I was shocked to read the little plaque placed in the Englewood dog park by a grieving owner. On October 30th, a very small, perhaps even smaller than my small dog, an ADA disability helper dog named Cricket was killed by another dog. I searched on the net for confirmation of the story, finally finding it in the heartrending posting of pictures of Cricket both before and after the attack on Flickr.
The dog in question was only described as having been just rescued from a dog pound. One wonders if its aggressive behavior was learned in the pound or it was placed in the pound because of its aggressive behavior. Still, I was dumfounded. As a dog person, I had, quite apparently naively, believed that dogs (unless they were pit bulls trained to fight) never killed each other and always worked things out in the end. It turns out that this may be true in packs of wild canines but in dog parks, they attempt to work out a pack structure with often violent results. I also had always figured that the dogs would regard a dog park as neutral territory, not to be fought over. Again this was probably uninformed. In researching the subject, I found out that there had been a number of fatal dog on dog attacks all over the country. While the numbers were small, I began to wonder, as the author of one site suggested, whether the entire concept of dog parks was ill-conceived.
One site was headlined by a dog on dog attack death at Tampa Florida dog park
In addition to the dog death in Tampa there were reports of dog deaths in New York, Oregon and elsewhere in Florida. In one case the killer dog was a standard poodle.
Another site simply made the statement "Dog Parks: Why They are a Bad Idea"

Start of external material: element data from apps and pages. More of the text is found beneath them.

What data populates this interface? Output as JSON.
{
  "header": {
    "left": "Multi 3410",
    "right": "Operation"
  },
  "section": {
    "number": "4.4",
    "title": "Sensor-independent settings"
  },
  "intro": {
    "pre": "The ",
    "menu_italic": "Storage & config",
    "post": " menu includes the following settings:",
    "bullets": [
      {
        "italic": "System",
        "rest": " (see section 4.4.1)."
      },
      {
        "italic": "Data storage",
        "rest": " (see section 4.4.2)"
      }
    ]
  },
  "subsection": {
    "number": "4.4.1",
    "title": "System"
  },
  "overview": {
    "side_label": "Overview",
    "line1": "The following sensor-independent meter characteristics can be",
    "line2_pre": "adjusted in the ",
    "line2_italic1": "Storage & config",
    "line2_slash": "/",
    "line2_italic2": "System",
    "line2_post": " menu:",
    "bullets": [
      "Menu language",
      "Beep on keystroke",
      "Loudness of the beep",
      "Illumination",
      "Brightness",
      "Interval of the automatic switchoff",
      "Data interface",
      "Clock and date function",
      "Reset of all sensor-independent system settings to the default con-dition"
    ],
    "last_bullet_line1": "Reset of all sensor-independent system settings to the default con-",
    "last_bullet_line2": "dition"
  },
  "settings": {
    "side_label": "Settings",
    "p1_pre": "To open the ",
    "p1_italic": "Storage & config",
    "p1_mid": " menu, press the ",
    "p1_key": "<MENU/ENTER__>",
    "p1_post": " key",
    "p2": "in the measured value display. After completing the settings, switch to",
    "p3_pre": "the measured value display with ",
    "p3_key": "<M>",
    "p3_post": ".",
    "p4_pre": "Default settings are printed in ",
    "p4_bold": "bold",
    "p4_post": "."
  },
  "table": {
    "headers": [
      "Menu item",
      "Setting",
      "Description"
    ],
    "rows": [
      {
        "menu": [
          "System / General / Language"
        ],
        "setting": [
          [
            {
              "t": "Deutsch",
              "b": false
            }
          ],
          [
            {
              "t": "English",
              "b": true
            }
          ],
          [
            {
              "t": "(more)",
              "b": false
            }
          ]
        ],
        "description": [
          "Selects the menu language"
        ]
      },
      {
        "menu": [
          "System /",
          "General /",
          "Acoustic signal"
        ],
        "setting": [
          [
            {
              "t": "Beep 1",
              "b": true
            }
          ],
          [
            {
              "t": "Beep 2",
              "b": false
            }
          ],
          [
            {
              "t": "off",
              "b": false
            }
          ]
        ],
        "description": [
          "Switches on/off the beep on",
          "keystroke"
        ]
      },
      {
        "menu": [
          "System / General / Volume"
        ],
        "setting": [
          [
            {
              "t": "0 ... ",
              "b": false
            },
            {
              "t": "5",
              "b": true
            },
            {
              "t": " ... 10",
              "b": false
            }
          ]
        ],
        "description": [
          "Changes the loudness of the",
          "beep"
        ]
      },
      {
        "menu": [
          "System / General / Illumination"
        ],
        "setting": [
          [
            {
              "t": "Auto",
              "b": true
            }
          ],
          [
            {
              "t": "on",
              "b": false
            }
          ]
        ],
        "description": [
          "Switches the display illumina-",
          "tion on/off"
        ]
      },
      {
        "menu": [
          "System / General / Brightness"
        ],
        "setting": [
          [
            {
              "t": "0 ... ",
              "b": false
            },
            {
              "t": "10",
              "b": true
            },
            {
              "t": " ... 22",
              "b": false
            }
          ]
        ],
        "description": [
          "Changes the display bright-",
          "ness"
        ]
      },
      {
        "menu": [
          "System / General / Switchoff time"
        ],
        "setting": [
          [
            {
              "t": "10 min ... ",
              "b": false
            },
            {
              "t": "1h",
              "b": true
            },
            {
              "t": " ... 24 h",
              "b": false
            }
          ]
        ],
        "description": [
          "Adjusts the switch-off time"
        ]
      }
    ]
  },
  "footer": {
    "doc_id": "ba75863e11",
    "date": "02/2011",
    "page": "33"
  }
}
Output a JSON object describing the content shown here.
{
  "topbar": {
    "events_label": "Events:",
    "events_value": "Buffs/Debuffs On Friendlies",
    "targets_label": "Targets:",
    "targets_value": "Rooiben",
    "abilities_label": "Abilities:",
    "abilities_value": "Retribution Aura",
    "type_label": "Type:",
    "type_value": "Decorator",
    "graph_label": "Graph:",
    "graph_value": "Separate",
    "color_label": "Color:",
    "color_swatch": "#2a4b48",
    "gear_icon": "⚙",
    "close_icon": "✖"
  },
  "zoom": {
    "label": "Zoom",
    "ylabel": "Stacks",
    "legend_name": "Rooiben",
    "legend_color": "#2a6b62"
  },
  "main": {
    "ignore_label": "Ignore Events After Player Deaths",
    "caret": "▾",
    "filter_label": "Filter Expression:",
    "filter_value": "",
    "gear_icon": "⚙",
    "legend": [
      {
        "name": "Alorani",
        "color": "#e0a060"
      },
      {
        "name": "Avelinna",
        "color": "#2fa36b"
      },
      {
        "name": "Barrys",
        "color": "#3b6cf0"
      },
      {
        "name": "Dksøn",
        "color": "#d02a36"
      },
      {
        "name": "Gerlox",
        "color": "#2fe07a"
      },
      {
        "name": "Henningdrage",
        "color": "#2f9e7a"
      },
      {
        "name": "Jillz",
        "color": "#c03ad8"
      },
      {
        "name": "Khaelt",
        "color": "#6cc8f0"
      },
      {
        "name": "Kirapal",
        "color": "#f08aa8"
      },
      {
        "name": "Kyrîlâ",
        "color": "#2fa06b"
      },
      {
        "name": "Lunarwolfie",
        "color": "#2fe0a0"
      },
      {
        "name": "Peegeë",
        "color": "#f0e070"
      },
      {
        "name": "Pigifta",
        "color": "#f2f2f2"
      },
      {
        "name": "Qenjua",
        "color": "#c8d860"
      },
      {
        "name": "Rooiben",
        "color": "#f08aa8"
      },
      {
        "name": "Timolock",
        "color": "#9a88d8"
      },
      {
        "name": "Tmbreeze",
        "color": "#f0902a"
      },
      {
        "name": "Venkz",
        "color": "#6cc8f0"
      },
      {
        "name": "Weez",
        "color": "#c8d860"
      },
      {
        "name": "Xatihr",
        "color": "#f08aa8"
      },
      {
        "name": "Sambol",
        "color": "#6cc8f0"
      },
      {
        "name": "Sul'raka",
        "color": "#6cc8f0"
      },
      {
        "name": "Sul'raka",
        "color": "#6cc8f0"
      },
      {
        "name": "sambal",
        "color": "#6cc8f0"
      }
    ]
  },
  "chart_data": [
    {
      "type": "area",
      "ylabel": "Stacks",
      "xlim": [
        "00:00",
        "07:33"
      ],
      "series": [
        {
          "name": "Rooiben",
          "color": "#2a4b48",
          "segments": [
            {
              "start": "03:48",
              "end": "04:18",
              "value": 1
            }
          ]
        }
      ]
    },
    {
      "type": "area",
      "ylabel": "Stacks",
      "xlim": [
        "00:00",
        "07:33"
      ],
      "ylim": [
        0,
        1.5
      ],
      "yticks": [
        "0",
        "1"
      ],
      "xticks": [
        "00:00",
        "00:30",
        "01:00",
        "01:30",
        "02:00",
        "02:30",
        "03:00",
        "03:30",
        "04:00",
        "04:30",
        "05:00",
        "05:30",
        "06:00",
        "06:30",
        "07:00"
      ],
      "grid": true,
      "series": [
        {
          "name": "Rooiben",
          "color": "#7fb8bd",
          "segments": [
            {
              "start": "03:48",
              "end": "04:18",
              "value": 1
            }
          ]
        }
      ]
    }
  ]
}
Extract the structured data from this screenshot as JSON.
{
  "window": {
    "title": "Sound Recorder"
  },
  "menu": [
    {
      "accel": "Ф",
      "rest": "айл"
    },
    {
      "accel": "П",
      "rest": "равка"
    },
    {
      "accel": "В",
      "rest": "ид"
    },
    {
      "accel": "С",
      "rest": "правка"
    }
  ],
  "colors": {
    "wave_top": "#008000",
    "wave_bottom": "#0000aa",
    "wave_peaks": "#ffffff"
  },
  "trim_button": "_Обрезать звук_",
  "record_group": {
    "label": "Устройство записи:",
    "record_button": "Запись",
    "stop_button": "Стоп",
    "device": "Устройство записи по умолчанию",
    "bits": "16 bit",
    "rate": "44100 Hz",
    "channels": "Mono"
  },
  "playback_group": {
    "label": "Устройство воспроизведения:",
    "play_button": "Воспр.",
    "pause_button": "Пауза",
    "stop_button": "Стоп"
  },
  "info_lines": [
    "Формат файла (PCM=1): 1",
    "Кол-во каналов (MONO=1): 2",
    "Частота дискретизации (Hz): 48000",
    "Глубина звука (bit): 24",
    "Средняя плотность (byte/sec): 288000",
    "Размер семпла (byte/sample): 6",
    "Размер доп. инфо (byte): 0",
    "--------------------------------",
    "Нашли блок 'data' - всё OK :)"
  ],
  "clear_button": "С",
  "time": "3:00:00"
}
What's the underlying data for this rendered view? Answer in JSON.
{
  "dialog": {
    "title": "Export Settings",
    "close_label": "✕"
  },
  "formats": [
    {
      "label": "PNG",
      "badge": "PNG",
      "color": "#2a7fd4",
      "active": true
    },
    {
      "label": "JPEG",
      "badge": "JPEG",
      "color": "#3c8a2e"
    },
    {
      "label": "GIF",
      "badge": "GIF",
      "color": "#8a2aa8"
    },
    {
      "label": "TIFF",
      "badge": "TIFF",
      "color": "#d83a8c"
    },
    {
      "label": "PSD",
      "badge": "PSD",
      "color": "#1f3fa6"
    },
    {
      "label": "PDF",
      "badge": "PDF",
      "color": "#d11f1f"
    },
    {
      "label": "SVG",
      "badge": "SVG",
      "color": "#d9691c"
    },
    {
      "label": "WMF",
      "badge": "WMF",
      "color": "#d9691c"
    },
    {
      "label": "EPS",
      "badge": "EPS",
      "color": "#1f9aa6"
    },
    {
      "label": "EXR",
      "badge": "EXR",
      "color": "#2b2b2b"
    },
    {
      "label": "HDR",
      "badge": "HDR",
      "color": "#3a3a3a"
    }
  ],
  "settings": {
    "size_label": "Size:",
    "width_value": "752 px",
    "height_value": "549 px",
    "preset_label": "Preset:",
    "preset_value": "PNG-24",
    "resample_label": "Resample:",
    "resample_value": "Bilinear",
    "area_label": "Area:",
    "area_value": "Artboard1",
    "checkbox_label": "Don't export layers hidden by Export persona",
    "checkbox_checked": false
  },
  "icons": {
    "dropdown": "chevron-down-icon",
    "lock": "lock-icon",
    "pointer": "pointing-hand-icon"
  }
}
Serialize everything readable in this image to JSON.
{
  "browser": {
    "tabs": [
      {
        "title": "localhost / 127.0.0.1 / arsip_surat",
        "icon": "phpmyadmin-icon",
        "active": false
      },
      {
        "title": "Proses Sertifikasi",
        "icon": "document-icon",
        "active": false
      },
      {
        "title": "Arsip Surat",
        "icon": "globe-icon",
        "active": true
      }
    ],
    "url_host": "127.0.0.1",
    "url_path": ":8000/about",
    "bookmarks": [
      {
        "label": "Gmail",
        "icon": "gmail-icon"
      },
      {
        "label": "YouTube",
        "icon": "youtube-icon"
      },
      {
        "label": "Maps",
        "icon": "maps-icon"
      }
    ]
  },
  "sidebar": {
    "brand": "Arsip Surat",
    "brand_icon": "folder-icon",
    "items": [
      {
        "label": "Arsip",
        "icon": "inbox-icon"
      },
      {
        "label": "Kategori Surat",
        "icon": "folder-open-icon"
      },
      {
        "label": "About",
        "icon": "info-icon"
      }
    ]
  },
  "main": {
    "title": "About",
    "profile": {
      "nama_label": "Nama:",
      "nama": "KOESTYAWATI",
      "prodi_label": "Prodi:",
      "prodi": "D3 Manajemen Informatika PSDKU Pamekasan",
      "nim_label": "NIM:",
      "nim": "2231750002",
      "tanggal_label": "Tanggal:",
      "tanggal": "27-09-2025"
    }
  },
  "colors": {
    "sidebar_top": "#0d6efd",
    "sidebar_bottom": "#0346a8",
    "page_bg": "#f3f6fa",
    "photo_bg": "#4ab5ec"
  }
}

The author suggests that a dog owner take a walking stick and/or can of pepper spray to a dog park. He states that the dog, being a pack animal, looks to its owner for protection. It is up to the owner to protect a dog in a dog park. Of course, dogs are a great deal faster and quicker than humans and this is not always possible. The post included information on other fatal dog on dog attacks in dog parks in Rhode Island, Texas, Maryland and other locales. The breeds involved varied from fighting dogs that one might assume might be involved in attacks, i.e., a pit bull terrier mix and a Rottweiler that killed a dashound to a ridgeback and, most puzzlingly a greyhound that killed a smaller dog.
The dog park in Plano Texas, where one dog death occurred, had actually followed another of the author's pieces of advice, that being to have two parks, one for larger dogs and one for smaller animals. In this case a small dog entered a big dog area, but it was also pointed out that in order to enter the small dog park you had to go through the big dog park. A second entrance was added. Funny to think that in this case Denver is less progressive than Texas. The Englewood dog park in question located at the northern end of Belleview Park, does not segregate dogs by size.
I talked with Christine McClintock, Cricket's owner about Cricket. She still continues to be as devastated as any of us might believe. She is disabled and Cricket was trained for 9 years as an ADA dog. When he noticed other dogs fighting he would try to break it up. In this case, however, the other dog hit him so quick he never saw it coming. If you want to sign a condolence card for Cricket that is at http://www.Colorado_Hummingbird.com. Christine has received condolences from around the world. Cricket was actually a fairly famous dog, to the point of even being included in Children's stories. Christine also told me she had heard from a woman whose dog had been killed in Cherry Creek Dog Park in the City of Denver.
In Cricket's case, he was clearly a very small dog, not unlike mine. As a result I will not be taking my dog to a dog park again anytime soon.